> _Task goal_
Your task is to copy each line of the records that includes the string "nick".

> _Dataset entries_
▬▬▬

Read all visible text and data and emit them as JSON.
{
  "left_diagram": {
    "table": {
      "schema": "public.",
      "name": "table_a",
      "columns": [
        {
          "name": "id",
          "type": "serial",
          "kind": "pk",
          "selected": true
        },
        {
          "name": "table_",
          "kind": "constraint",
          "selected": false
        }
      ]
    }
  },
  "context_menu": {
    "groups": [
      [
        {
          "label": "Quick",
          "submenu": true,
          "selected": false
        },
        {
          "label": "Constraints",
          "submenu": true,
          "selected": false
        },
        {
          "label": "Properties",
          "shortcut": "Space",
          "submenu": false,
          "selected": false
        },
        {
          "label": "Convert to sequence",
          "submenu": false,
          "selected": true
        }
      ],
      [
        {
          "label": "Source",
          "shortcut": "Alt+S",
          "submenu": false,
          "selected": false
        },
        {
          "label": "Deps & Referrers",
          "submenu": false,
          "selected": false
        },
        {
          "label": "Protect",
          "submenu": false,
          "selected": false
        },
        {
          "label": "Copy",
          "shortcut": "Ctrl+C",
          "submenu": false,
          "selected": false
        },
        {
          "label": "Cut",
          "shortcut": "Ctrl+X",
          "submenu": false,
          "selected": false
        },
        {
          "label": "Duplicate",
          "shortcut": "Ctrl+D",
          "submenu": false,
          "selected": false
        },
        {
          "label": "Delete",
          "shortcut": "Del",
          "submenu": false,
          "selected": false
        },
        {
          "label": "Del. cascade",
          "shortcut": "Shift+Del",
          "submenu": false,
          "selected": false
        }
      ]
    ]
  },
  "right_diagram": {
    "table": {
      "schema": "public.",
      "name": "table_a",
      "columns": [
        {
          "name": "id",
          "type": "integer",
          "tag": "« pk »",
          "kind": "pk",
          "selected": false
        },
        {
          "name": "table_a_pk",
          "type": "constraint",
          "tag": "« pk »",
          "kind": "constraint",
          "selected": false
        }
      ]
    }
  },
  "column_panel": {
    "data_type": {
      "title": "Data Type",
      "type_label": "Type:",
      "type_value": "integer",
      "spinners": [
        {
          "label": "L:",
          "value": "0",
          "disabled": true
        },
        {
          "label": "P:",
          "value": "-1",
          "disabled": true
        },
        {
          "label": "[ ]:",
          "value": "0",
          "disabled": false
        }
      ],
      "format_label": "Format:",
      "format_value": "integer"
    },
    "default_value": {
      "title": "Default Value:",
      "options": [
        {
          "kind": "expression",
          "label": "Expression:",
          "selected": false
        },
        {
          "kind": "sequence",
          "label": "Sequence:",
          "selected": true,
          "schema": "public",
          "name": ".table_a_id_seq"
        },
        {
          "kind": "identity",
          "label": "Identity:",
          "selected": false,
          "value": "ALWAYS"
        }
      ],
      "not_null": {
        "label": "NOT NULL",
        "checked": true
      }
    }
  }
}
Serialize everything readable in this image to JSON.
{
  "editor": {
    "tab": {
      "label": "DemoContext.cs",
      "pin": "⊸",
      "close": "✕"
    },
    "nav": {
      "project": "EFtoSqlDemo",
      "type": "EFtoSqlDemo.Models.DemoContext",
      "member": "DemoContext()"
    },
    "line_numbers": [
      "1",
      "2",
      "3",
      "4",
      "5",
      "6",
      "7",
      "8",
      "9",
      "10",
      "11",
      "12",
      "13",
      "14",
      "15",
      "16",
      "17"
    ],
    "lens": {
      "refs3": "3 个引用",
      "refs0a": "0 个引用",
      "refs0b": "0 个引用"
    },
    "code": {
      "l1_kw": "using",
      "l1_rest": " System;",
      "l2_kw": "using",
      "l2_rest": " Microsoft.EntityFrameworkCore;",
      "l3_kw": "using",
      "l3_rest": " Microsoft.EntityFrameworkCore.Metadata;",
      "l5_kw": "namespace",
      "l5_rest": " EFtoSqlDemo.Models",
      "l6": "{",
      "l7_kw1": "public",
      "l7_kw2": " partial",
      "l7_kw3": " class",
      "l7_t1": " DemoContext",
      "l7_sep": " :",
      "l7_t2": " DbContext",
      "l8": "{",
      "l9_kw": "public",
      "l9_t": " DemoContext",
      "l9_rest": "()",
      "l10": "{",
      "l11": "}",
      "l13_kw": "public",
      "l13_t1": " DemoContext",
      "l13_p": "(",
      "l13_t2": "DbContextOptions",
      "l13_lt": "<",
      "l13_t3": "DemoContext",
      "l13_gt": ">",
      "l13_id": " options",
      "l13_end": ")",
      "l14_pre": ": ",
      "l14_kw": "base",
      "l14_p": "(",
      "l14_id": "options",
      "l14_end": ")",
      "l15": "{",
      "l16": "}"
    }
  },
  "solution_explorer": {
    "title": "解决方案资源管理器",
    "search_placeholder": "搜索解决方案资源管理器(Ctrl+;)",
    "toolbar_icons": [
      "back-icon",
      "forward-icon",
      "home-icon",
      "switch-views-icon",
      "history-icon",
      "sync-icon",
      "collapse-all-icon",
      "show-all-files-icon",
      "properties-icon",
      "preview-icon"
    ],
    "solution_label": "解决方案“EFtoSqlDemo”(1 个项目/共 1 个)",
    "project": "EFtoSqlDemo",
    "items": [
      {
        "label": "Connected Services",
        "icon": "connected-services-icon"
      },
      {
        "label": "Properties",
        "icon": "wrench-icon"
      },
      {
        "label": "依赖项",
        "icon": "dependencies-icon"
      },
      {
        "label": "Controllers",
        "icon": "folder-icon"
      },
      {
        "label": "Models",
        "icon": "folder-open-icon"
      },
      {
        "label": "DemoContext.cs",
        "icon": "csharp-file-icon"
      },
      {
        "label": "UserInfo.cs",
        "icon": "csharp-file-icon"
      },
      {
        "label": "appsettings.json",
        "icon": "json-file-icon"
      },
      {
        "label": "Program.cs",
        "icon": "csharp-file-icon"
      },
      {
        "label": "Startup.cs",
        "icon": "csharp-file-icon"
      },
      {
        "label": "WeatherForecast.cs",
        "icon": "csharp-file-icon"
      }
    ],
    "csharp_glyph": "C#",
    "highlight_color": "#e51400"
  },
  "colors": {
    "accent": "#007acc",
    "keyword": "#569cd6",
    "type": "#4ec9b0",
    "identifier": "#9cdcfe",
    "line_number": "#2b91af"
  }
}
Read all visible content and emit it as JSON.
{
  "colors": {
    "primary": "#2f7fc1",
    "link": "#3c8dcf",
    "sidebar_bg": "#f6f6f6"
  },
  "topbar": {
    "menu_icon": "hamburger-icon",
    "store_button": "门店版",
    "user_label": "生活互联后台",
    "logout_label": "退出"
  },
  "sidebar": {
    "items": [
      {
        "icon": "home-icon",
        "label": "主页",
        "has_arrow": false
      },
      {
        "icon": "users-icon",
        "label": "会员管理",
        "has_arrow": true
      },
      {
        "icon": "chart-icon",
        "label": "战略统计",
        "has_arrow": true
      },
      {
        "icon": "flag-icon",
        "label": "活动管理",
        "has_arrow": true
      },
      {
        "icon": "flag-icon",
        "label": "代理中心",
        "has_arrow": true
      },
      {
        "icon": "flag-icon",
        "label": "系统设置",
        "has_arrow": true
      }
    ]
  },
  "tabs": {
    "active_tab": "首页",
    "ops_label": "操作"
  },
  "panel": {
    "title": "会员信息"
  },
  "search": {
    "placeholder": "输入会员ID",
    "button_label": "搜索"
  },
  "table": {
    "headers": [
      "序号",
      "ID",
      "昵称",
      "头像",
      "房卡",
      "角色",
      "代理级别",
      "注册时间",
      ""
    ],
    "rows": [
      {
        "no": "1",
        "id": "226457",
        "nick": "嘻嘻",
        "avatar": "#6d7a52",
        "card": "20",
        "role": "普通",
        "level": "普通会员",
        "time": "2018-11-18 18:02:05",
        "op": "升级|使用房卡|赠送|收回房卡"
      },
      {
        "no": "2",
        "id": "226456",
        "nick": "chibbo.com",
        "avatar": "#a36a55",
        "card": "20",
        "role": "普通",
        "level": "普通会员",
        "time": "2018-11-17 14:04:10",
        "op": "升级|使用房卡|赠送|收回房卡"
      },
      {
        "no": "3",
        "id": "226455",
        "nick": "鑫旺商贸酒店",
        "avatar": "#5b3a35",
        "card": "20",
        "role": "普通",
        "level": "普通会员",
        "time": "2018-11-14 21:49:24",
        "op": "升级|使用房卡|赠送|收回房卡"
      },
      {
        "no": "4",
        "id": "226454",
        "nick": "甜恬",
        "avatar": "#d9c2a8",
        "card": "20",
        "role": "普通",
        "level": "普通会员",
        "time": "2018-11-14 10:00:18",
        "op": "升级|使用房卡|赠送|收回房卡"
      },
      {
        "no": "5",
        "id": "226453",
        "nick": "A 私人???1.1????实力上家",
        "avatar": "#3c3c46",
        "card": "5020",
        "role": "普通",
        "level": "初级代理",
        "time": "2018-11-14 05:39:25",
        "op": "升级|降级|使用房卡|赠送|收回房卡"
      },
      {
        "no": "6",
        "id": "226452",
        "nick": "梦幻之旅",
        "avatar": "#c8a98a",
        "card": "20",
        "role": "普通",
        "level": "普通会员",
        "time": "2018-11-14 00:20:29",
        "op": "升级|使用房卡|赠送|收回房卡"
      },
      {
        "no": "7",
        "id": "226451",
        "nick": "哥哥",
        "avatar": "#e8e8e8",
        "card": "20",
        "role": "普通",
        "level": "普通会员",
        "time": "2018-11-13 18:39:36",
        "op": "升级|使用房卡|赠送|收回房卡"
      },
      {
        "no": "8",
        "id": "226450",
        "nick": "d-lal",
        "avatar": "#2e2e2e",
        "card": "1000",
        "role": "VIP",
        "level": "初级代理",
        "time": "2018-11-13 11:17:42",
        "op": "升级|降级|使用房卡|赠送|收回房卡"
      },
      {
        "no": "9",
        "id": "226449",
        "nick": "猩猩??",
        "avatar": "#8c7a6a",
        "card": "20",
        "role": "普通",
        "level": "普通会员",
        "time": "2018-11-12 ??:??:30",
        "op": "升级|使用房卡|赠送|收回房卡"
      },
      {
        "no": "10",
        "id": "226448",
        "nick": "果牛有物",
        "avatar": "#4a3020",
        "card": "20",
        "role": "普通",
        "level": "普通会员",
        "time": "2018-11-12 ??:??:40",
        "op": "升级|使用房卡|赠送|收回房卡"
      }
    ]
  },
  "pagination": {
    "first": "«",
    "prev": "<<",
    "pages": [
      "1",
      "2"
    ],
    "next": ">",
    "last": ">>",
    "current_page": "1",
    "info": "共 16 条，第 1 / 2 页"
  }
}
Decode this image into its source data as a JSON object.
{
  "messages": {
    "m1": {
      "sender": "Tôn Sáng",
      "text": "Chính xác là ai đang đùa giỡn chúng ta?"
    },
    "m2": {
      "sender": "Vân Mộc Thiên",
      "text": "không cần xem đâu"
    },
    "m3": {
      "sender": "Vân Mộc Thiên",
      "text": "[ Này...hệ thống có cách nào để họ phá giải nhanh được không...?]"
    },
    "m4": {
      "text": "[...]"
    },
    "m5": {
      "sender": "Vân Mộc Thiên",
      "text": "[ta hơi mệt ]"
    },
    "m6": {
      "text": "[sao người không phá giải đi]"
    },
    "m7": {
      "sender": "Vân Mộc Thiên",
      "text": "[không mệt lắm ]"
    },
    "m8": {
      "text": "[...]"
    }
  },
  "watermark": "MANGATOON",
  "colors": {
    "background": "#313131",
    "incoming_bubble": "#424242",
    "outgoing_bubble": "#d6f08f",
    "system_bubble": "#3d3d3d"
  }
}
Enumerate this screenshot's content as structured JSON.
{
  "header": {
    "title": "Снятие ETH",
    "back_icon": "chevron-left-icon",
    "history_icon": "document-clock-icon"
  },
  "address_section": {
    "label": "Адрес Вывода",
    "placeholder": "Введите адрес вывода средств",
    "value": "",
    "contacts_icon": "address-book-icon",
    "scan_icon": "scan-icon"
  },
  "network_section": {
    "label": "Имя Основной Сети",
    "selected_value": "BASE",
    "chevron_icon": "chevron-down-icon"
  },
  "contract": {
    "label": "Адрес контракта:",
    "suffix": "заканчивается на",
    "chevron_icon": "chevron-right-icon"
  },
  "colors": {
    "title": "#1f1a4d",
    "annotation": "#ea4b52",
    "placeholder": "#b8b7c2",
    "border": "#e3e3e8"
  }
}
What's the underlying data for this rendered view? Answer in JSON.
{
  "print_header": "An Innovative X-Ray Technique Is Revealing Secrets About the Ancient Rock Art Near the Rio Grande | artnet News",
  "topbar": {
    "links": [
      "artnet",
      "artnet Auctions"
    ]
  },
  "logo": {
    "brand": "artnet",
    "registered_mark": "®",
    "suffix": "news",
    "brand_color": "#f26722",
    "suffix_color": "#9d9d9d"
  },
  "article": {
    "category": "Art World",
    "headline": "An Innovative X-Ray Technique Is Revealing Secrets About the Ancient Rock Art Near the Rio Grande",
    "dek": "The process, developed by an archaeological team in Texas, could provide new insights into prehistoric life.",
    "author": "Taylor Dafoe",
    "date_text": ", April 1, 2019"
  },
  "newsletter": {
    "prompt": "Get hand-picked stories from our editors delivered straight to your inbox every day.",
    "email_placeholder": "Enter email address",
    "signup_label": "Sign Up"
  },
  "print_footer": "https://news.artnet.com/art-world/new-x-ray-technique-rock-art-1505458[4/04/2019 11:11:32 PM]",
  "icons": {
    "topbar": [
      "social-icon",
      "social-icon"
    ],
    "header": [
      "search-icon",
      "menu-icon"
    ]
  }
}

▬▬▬

> _Written answer_
        "nick": "嘻嘻",
        "nick": "chibbo.com",
        "nick": "鑫旺商贸酒店",
        "nick": "甜恬",
        "nick": "A 私人???1.1????实力上家",
        "nick": "梦幻之旅",
        "nick": "哥哥",
        "nick": "d-lal",
        "nick": "猩猩??",
        "nick": "果牛有物",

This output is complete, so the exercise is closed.